  • Module delivery will employ a combination of seminars. Students will read from a module reading list in preparation for seminars, and will take turns to present key themes from the reading for discussion among the group, with guidance from the module tutor. These seminars will take place throughout the term, before and after a 5 day intensive learning event including ‘masterclass’ lectures from university experts. Teaching week may include a field-study element. An indicative reading list and teaching materials (updated annually) will be made available through the online learning environment for student-led learning, and students will be encouraged to read beyond the reading list according to their particular interests. Students will attend tutorials and seminars, and submit work for cumulative assessment. Students will be assessed through formative and summative assessment, including an annotated bibliography, essay outline, and an extended essay. Clear instructions on how to approach the assessments will be included in the online learning environment and discussed in seminars and tutorial meetings.
  • Students will devise their own essay title in consultation with the module tutor. The assessment builds towards this essay in 3 stages. First, students prepare an annotated bibliography (examples given in VLE) around a topic of their choice. Students thus practise library skills through literature review and documentary analysis. The bibliographies are to be submitted through turnitin and will receive feedback from the module tutor. Based on the bibliography, students then prepare an essay plan of max. 2000 words, to be submitted for 10% of the module mark. With feedback from this plan, they will be well prepared to prepare a full extended essay on the topic agreed with the module tutor and based on their original literature review combined with course reading.

Teaching Methods and Learning Hours

Activity Number Frequency Duration Total/Hours
Preparation and reading Term 2 180
Seminars and tutorials 4.5 Term 2 2 hours 9
Intensive teaching and learning event 1 Term 2 5 days 30
Follow-up reading and essay preparation Term 2 81
Total 300

Summative Assessment

Component: Assessment Component Weighting: 100%
Element Length / duration Element Weighting Resit Opportunity
Detailed essay outline 2000 words 10% No
Extended essay 5000 words 90% Yes

Formative Assessment:

2,000 word annotated bibliography

Attendance at all activities marked with this symbol will be monitored.
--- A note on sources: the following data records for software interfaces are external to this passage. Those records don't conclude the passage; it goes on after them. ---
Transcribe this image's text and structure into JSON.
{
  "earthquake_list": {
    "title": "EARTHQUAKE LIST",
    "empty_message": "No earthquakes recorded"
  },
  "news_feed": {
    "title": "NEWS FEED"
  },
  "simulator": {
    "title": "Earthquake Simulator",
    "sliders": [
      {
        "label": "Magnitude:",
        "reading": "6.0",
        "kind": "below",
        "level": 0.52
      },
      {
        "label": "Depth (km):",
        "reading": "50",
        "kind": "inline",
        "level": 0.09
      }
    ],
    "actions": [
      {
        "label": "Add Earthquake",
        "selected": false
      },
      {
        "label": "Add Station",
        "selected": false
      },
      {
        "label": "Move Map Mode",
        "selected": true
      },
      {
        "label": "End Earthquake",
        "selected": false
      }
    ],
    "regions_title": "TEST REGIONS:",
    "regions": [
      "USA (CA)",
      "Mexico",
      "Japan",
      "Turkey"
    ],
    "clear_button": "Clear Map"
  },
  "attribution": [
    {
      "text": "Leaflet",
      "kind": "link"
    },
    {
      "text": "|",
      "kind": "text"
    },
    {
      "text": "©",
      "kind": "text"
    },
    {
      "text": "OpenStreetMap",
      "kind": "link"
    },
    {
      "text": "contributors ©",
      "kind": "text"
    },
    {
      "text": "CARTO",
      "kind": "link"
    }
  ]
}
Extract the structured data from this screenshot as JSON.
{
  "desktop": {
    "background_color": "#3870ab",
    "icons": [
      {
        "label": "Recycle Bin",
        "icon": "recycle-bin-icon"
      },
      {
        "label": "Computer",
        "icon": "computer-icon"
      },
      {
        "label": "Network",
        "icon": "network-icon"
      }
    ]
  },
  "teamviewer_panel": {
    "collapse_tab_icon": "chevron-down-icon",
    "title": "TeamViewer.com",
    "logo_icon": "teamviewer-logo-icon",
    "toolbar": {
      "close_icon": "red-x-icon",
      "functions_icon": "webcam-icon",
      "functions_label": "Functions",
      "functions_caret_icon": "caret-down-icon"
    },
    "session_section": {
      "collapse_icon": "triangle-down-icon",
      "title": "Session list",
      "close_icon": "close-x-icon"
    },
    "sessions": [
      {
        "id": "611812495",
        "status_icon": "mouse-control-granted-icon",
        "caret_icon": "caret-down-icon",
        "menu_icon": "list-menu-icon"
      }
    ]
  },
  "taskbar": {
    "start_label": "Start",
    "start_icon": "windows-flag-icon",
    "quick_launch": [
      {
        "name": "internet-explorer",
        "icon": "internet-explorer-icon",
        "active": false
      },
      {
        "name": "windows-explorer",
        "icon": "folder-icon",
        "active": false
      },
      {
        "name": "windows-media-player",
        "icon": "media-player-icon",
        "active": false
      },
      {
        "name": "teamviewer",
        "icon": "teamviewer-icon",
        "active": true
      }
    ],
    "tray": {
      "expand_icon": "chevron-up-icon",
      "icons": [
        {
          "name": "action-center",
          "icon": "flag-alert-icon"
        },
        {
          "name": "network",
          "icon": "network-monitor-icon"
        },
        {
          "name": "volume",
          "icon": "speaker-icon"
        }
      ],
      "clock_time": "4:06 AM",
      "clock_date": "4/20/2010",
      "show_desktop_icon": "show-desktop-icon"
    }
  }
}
Students who fail to attend these activities, or to complete the summative or formative assessment specified above, will be subject to the procedures defined in the University's General Regulation V, and may be required to leave the University